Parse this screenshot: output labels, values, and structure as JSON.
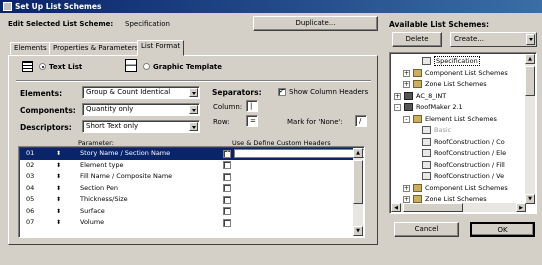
{
  "title": "Set Up List Schemes",
  "header": {
    "edit_label": "Edit Selected List Scheme:",
    "scheme_name": "Specification",
    "duplicate_label": "Duplicate..."
  },
  "tabs": [
    {
      "label": "Elements"
    },
    {
      "label": "Properties & Parameters"
    },
    {
      "label": "List Format"
    }
  ],
  "format": {
    "text_list_label": "Text List",
    "graphic_template_label": "Graphic Template",
    "selected": "Text List"
  },
  "elements": {
    "label": "Elements:",
    "value": "Group & Count Identical"
  },
  "components": {
    "label": "Components:",
    "value": "Quantity only"
  },
  "descriptors": {
    "label": "Descriptors:",
    "value": "Short Text only"
  },
  "separators": {
    "label": "Separators:",
    "show_headers_label": "Show Column Headers",
    "show_headers_checked": true,
    "column_label": "Column:",
    "column_value": "|",
    "row_label": "Row:",
    "row_value": "=",
    "mark_none_label": "Mark for 'None':",
    "mark_none_value": "/"
  },
  "table": {
    "col_param": "Parameter:",
    "col_custom": "Use & Define Custom Headers",
    "rows": [
      {
        "num": "01",
        "name": "Story Name / Section Name",
        "checked": true,
        "selected": true
      },
      {
        "num": "02",
        "name": "Element type",
        "checked": false
      },
      {
        "num": "03",
        "name": "Fill Name / Composite Name",
        "checked": false
      },
      {
        "num": "04",
        "name": "Section Pen",
        "checked": false
      },
      {
        "num": "05",
        "name": "Thickness/Size",
        "checked": false
      },
      {
        "num": "06",
        "name": "Surface",
        "checked": false
      },
      {
        "num": "07",
        "name": "Volume",
        "checked": false
      }
    ]
  },
  "available": {
    "label": "Available List Schemes:",
    "delete_label": "Delete",
    "create_label": "Create...",
    "tree": [
      {
        "text": "Specification",
        "level": 2,
        "toggle": "",
        "icon": "doc",
        "selected": true
      },
      {
        "text": "Component List Schemes",
        "level": 1,
        "toggle": "+",
        "icon": "folder"
      },
      {
        "text": "Zone List Schemes",
        "level": 1,
        "toggle": "+",
        "icon": "folder"
      },
      {
        "text": "AC_8_INT",
        "level": 0,
        "toggle": "+",
        "icon": "db"
      },
      {
        "text": "RoofMaker 2.1",
        "level": 0,
        "toggle": "-",
        "icon": "db"
      },
      {
        "text": "Element List Schemes",
        "level": 1,
        "toggle": "-",
        "icon": "folder"
      },
      {
        "text": "Basic",
        "level": 2,
        "toggle": "",
        "icon": "doc",
        "disabled": true
      },
      {
        "text": "RoofConstruction / Co",
        "level": 2,
        "toggle": "",
        "icon": "doc"
      },
      {
        "text": "RoofConstruction / Ele",
        "level": 2,
        "toggle": "",
        "icon": "doc"
      },
      {
        "text": "RoofConstruction / Fill",
        "level": 2,
        "toggle": "",
        "icon": "doc"
      },
      {
        "text": "RoofConstruction / Ve",
        "level": 2,
        "toggle": "",
        "icon": "doc"
      },
      {
        "text": "Component List Schemes",
        "level": 1,
        "toggle": "+",
        "icon": "folder"
      },
      {
        "text": "Zone List Schemes",
        "level": 1,
        "toggle": "+",
        "icon": "folder"
      }
    ]
  },
  "footer": {
    "cancel_label": "Cancel",
    "ok_label": "OK"
  }
}
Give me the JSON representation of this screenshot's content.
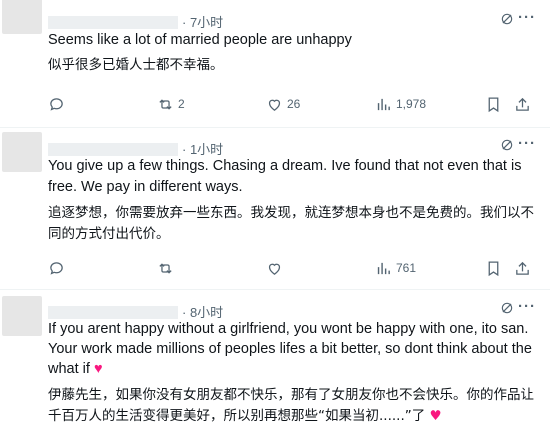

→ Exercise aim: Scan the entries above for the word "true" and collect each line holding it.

→ Task solution:
    "show_headers_checked": true,
        "checked": true,
        "selected": true
        "selected": true
        "disabled": true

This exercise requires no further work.